[[ RECORDS open ]]

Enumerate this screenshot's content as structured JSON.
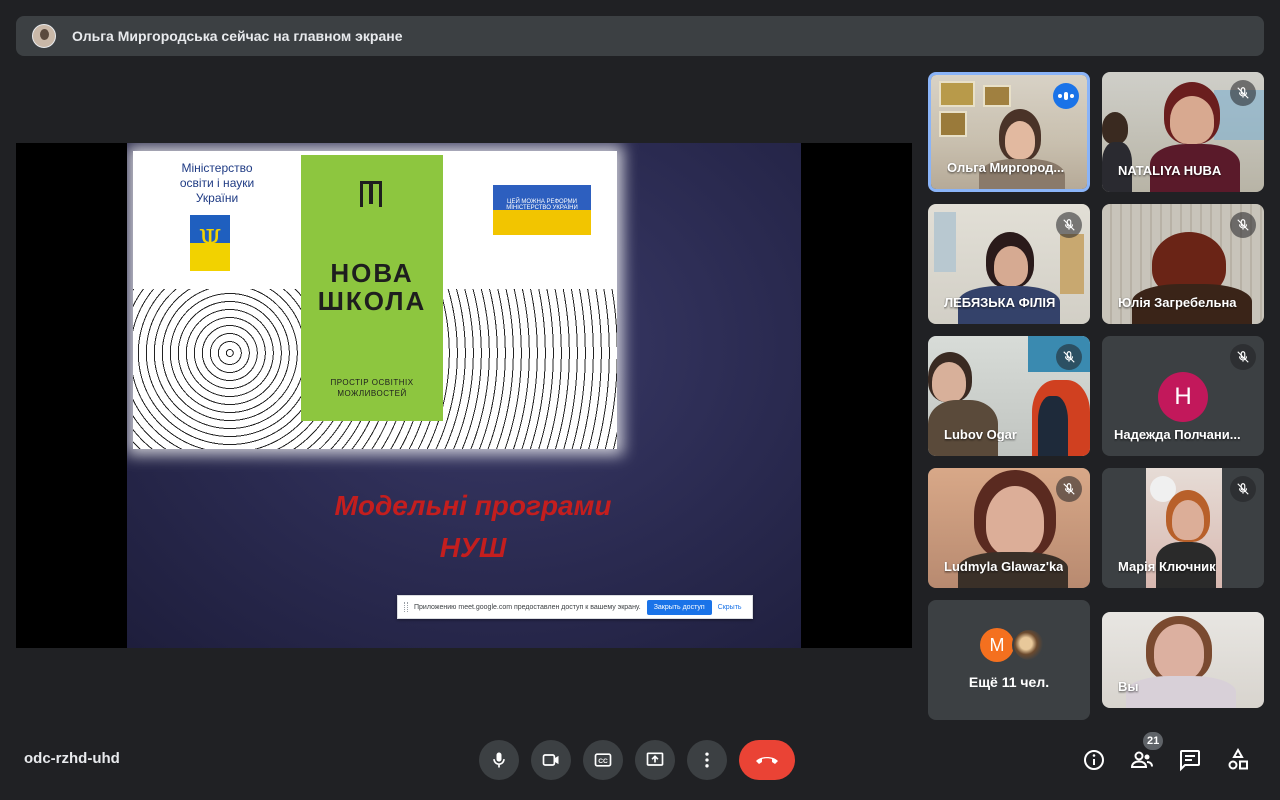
{
  "banner": {
    "text": "Ольга Миргородська сейчас на главном экране",
    "icon": "presenter-avatar"
  },
  "presentation": {
    "ministry_text": "Міністерство освіти і науки України",
    "nova_title": "НОВА ШКОЛА",
    "nova_subtitle": "ПРОСТІР ОСВІТНІХ МОЖЛИВОСТЕЙ",
    "reform_badge": "ЦЕЙ МОЖНА РЕФОРМИ МІНІСТЕРСТВО УКРАЇНИ",
    "title_line1": "Модельні програми",
    "title_line2": "НУШ",
    "title_color": "#c41e1e"
  },
  "share_bar": {
    "message": "Приложению meet.google.com предоставлен доступ к вашему экрану.",
    "stop_label": "Закрыть доступ",
    "hide_label": "Скрыть"
  },
  "participants": [
    {
      "name": "Ольга Миргород...",
      "status": "speaking"
    },
    {
      "name": "NATALIYA HUBA",
      "status": "muted"
    },
    {
      "name": "ЛЕБЯЗЬКА ФІЛІЯ",
      "status": "muted"
    },
    {
      "name": "Юлія Загребельна",
      "status": "muted"
    },
    {
      "name": "Lubov Ogar",
      "status": "muted"
    },
    {
      "name": "Надежда Полчани...",
      "status": "muted",
      "initial": "Н",
      "avatar_color": "#c2185b"
    },
    {
      "name": "Ludmyla Glawaz'ka",
      "status": "muted"
    },
    {
      "name": "Марія Ключник",
      "status": "muted"
    },
    {
      "more_label": "Ещё 11 чел.",
      "initial": "М",
      "avatar_color": "#f4701f"
    },
    {
      "name": "Вы",
      "status": "self"
    }
  ],
  "bottom": {
    "meeting_code": "odc-rzhd-uhd",
    "controls": [
      "mic-icon",
      "camera-icon",
      "captions-icon",
      "present-icon",
      "more-options-icon",
      "end-call-icon"
    ],
    "right_controls": [
      "info-icon",
      "people-icon",
      "chat-icon",
      "activities-icon"
    ],
    "participant_count": "21",
    "end_call_color": "#ea4335"
  }
}
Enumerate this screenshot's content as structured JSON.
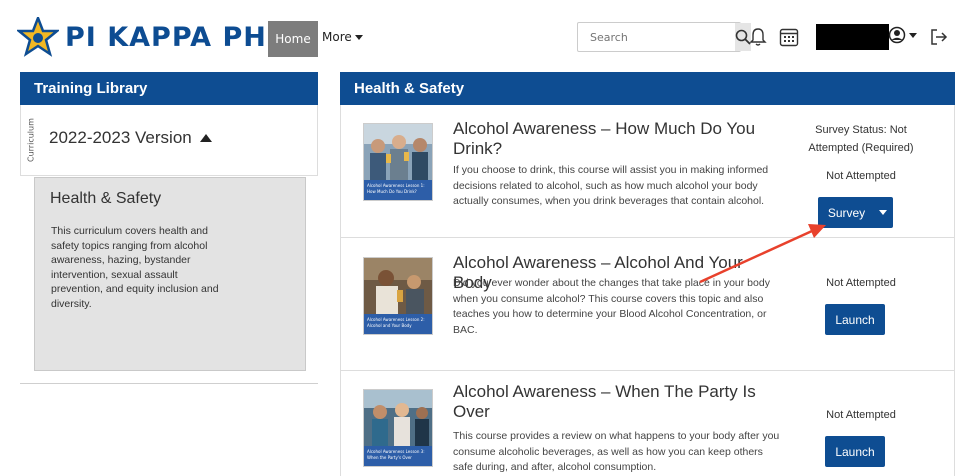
{
  "header": {
    "logo_text": "PI KAPPA PHI",
    "nav": {
      "home": "Home",
      "more": "More"
    },
    "search": {
      "placeholder": "Search"
    },
    "icons": [
      "search-icon",
      "bell-icon",
      "calendar-icon",
      "user-icon",
      "logout-icon"
    ],
    "brand_color": "#0e4d92"
  },
  "sidebar": {
    "title": "Training Library",
    "tab_label": "Curriculum",
    "version": "2022-2023 Version",
    "curriculum": {
      "title": "Health & Safety",
      "description": "This curriculum covers health and safety topics ranging from alcohol awareness, hazing, bystander intervention, sexual assault prevention, and equity inclusion and diversity."
    }
  },
  "main": {
    "title": "Health & Safety",
    "courses": [
      {
        "title": "Alcohol Awareness – How Much Do You Drink?",
        "description": "If you choose to drink, this course will assist you in making informed decisions related to alcohol, such as how much alcohol your body actually consumes, when you drink beverages that contain alcohol.",
        "thumb_caption": "Alcohol Awareness Lesson 1: How Much Do You Drink?",
        "survey_status": "Survey Status: Not Attempted (Required)",
        "status": "Not Attempted",
        "button": "Survey"
      },
      {
        "title": "Alcohol Awareness – Alcohol And Your Body",
        "description": "Did you ever wonder about the changes that take place in your body when you consume alcohol? This course covers this topic and also teaches you how to determine your Blood Alcohol Concentration, or BAC.",
        "thumb_caption": "Alcohol Awareness Lesson 2: Alcohol and Your Body",
        "status": "Not Attempted",
        "button": "Launch"
      },
      {
        "title": "Alcohol Awareness – When The Party Is Over",
        "description": "This course provides a review on what happens to your body after you consume alcoholic beverages, as well as how you can keep others safe during, and after, alcohol consumption.",
        "thumb_caption": "Alcohol Awareness Lesson 3: When the Party's Over",
        "status": "Not Attempted",
        "button": "Launch"
      }
    ]
  },
  "annotation_color": "#e8412c"
}
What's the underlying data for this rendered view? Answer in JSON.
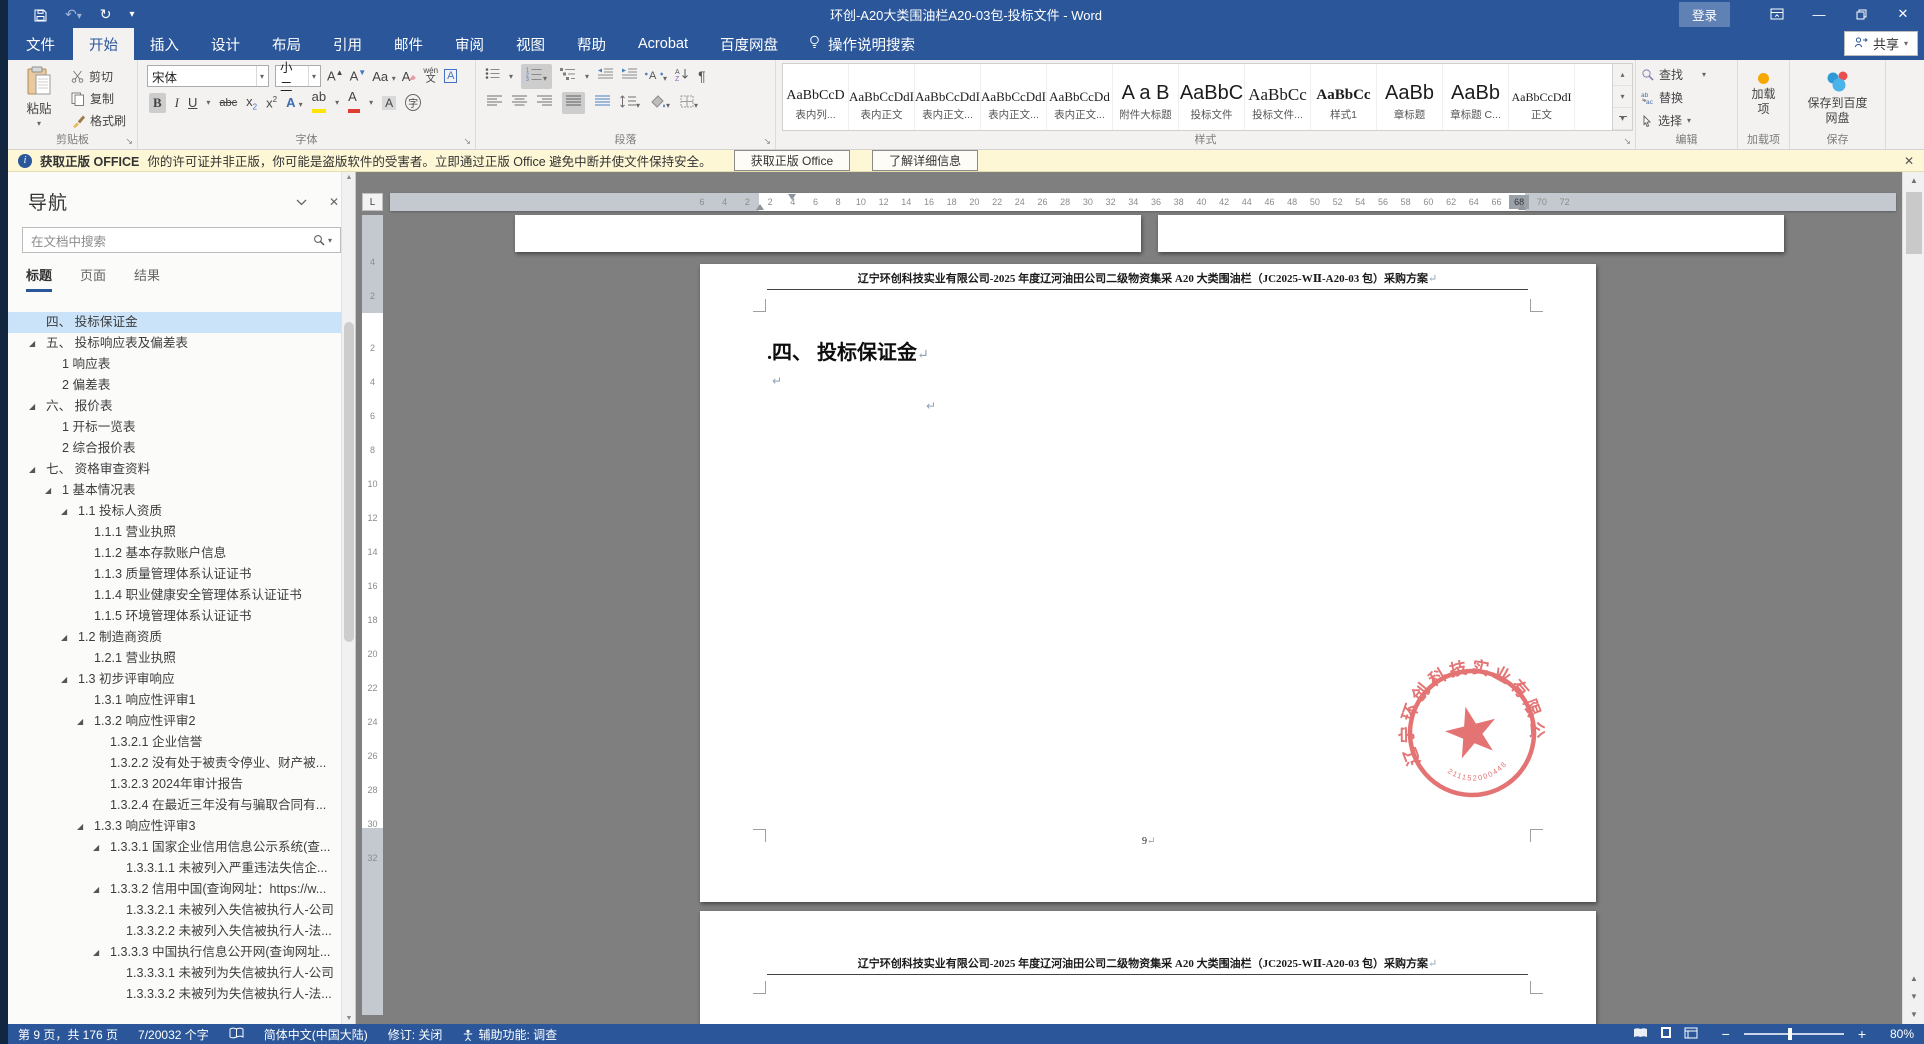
{
  "colors": {
    "accent": "#2b579a",
    "ribbon_bg": "#f3f2f1",
    "doc_bg": "#7f7f7f",
    "notice_bg": "#fdf7d5",
    "seal": "#df5a5c",
    "highlight_yellow": "#ffe400",
    "font_red": "#e03c31",
    "nav_selected": "#cbe3f9"
  },
  "window": {
    "title": "环创-A20大类围油栏A20-03包-投标文件  -  Word",
    "signin": "登录",
    "share": "共享"
  },
  "tabs": {
    "file": "文件",
    "items": [
      "开始",
      "插入",
      "设计",
      "布局",
      "引用",
      "邮件",
      "审阅",
      "视图",
      "帮助",
      "Acrobat",
      "百度网盘"
    ],
    "active": "开始",
    "tell_me": "操作说明搜索"
  },
  "icons": {
    "cut_glyph": "",
    "bold": "B",
    "italic": "I",
    "underline": "U",
    "strikethrough": "abc",
    "subscript": "x",
    "superscript": "x",
    "grow_font": "A",
    "shrink_font": "A",
    "change_case": "Aa",
    "clear_format": "A",
    "phonetic_top": "wén",
    "phonetic_bottom": "文",
    "char_border": "A",
    "text_effects": "A",
    "highlight": "ab",
    "font_color": "A",
    "char_shading": "A",
    "enclose": "字",
    "pilcrow_toggle": "¶",
    "up": "▴",
    "down": "▾",
    "left_tab": "L",
    "chevron": "ᐯ",
    "close": "✕",
    "min": "—"
  },
  "ribbon": {
    "clipboard": {
      "group_label": "剪贴板",
      "paste": "粘贴",
      "cut": "剪切",
      "copy": "复制",
      "format_painter": "格式刷"
    },
    "font": {
      "group_label": "字体",
      "font_name": "宋体",
      "font_size": "小二"
    },
    "paragraph": {
      "group_label": "段落"
    },
    "styles": {
      "group_label": "样式",
      "items": [
        {
          "preview": "AaBbCcD",
          "label": "表内列..."
        },
        {
          "preview": "AaBbCcDdI",
          "label": "表内正文"
        },
        {
          "preview": "AaBbCcDdI",
          "label": "表内正文..."
        },
        {
          "preview": "AaBbCcDdI",
          "label": "表内正文..."
        },
        {
          "preview": "AaBbCcDd",
          "label": "表内正文..."
        },
        {
          "preview": "A a B",
          "label": "附件大标题"
        },
        {
          "preview": "AaBbC",
          "label": "投标文件"
        },
        {
          "preview": "AaBbCc",
          "label": "投标文件..."
        },
        {
          "preview": "AaBbCc",
          "label": "样式1"
        },
        {
          "preview": "AaBb",
          "label": "章标题"
        },
        {
          "preview": "AaBb",
          "label": "章标题 C..."
        },
        {
          "preview": "AaBbCcDdI",
          "label": "正文"
        }
      ]
    },
    "editing": {
      "group_label": "编辑",
      "find": "查找",
      "replace": "替换",
      "select": "选择"
    },
    "addins": {
      "group_label": "加载项",
      "button": "加载项"
    },
    "baidu": {
      "group_label": "保存",
      "button": "保存到百度网盘"
    }
  },
  "notice": {
    "title": "获取正版 OFFICE",
    "message": "你的许可证并非正版，你可能是盗版软件的受害者。立即通过正版 Office 避免中断并使文件保持安全。",
    "button_activate": "获取正版 Office",
    "button_learn": "了解详细信息"
  },
  "nav": {
    "title": "导航",
    "search_placeholder": "在文档中搜索",
    "tabs": [
      "标题",
      "页面",
      "结果"
    ],
    "active_tab": "标题",
    "items": [
      {
        "text": "四、 投标保证金",
        "level": 0,
        "arrow": false,
        "selected": true
      },
      {
        "text": "五、 投标响应表及偏差表",
        "level": 0,
        "arrow": true,
        "selected": false
      },
      {
        "text": "1 响应表",
        "level": 1,
        "arrow": false,
        "selected": false
      },
      {
        "text": "2 偏差表",
        "level": 1,
        "arrow": false,
        "selected": false
      },
      {
        "text": "六、 报价表",
        "level": 0,
        "arrow": true,
        "selected": false
      },
      {
        "text": "1 开标一览表",
        "level": 1,
        "arrow": false,
        "selected": false
      },
      {
        "text": "2 综合报价表",
        "level": 1,
        "arrow": false,
        "selected": false
      },
      {
        "text": "七、 资格审查资料",
        "level": 0,
        "arrow": true,
        "selected": false
      },
      {
        "text": "1 基本情况表",
        "level": 1,
        "arrow": true,
        "selected": false
      },
      {
        "text": "1.1 投标人资质",
        "level": 2,
        "arrow": true,
        "selected": false
      },
      {
        "text": "1.1.1 营业执照",
        "level": 3,
        "arrow": false,
        "selected": false
      },
      {
        "text": "1.1.2 基本存款账户信息",
        "level": 3,
        "arrow": false,
        "selected": false
      },
      {
        "text": "1.1.3 质量管理体系认证证书",
        "level": 3,
        "arrow": false,
        "selected": false
      },
      {
        "text": "1.1.4 职业健康安全管理体系认证证书",
        "level": 3,
        "arrow": false,
        "selected": false
      },
      {
        "text": "1.1.5 环境管理体系认证证书",
        "level": 3,
        "arrow": false,
        "selected": false
      },
      {
        "text": "1.2 制造商资质",
        "level": 2,
        "arrow": true,
        "selected": false
      },
      {
        "text": "1.2.1 营业执照",
        "level": 3,
        "arrow": false,
        "selected": false
      },
      {
        "text": "1.3 初步评审响应",
        "level": 2,
        "arrow": true,
        "selected": false
      },
      {
        "text": "1.3.1 响应性评审1",
        "level": 3,
        "arrow": false,
        "selected": false
      },
      {
        "text": "1.3.2 响应性评审2",
        "level": 3,
        "arrow": true,
        "selected": false
      },
      {
        "text": "1.3.2.1 企业信誉",
        "level": 4,
        "arrow": false,
        "selected": false
      },
      {
        "text": "1.3.2.2 没有处于被责令停业、财产被...",
        "level": 4,
        "arrow": false,
        "selected": false
      },
      {
        "text": "1.3.2.3 2024年审计报告",
        "level": 4,
        "arrow": false,
        "selected": false
      },
      {
        "text": "1.3.2.4 在最近三年没有与骗取合同有...",
        "level": 4,
        "arrow": false,
        "selected": false
      },
      {
        "text": "1.3.3 响应性评审3",
        "level": 3,
        "arrow": true,
        "selected": false
      },
      {
        "text": "1.3.3.1 国家企业信用信息公示系统(查...",
        "level": 4,
        "arrow": true,
        "selected": false
      },
      {
        "text": "1.3.3.1.1 未被列入严重违法失信企...",
        "level": 5,
        "arrow": false,
        "selected": false
      },
      {
        "text": "1.3.3.2 信用中国(查询网址：https://w...",
        "level": 4,
        "arrow": true,
        "selected": false
      },
      {
        "text": "1.3.3.2.1 未被列入失信被执行人-公司",
        "level": 5,
        "arrow": false,
        "selected": false
      },
      {
        "text": "1.3.3.2.2 未被列入失信被执行人-法...",
        "level": 5,
        "arrow": false,
        "selected": false
      },
      {
        "text": "1.3.3.3 中国执行信息公开网(查询网址...",
        "level": 4,
        "arrow": true,
        "selected": false
      },
      {
        "text": "1.3.3.3.1 未被列为失信被执行人-公司",
        "level": 5,
        "arrow": false,
        "selected": false
      },
      {
        "text": "1.3.3.3.2 未被列为失信被执行人-法...",
        "level": 5,
        "arrow": false,
        "selected": false
      }
    ]
  },
  "document": {
    "header_line": "辽宁环创科技实业有限公司-2025 年度辽河油田公司二级物资集采 A20 大类围油栏（JC2025-WⅡ-A20-03 包）采购方案",
    "heading": ".四、 投标保证金",
    "pilcrow": "↵",
    "page_number": "9",
    "seal": {
      "company": "辽宁环创科技实业有限公司",
      "serial": "211152000448"
    },
    "h_ruler": [
      "6",
      "4",
      "2",
      "2",
      "4",
      "6",
      "8",
      "10",
      "12",
      "14",
      "16",
      "18",
      "20",
      "22",
      "24",
      "26",
      "28",
      "30",
      "32",
      "34",
      "36",
      "38",
      "40",
      "42",
      "44",
      "46",
      "48",
      "50",
      "52",
      "54",
      "56",
      "58",
      "60",
      "62",
      "64",
      "66",
      "68",
      "70",
      "72"
    ],
    "v_ruler": [
      "4",
      "2",
      "2",
      "4",
      "6",
      "8",
      "10",
      "12",
      "14",
      "16",
      "18",
      "20",
      "22",
      "24",
      "26",
      "28",
      "30",
      "32"
    ]
  },
  "status": {
    "page_info": "第 9 页，共 176 页",
    "words": "7/20032 个字",
    "language": "简体中文(中国大陆)",
    "track": "修订: 关闭",
    "accessibility": "辅助功能: 调查",
    "zoom": "80%"
  }
}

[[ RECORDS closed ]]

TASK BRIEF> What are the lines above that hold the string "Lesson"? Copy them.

FINISHED EXERCISE>
        "thumb_caption": "Alcohol Awareness Lesson 1: How Much Do You Drink?",
        "thumb_caption": "Alcohol Awareness Lesson 2: Alcohol and Your Body",
        "thumb_caption": "Alcohol Awareness Lesson 3: When the Party's Over",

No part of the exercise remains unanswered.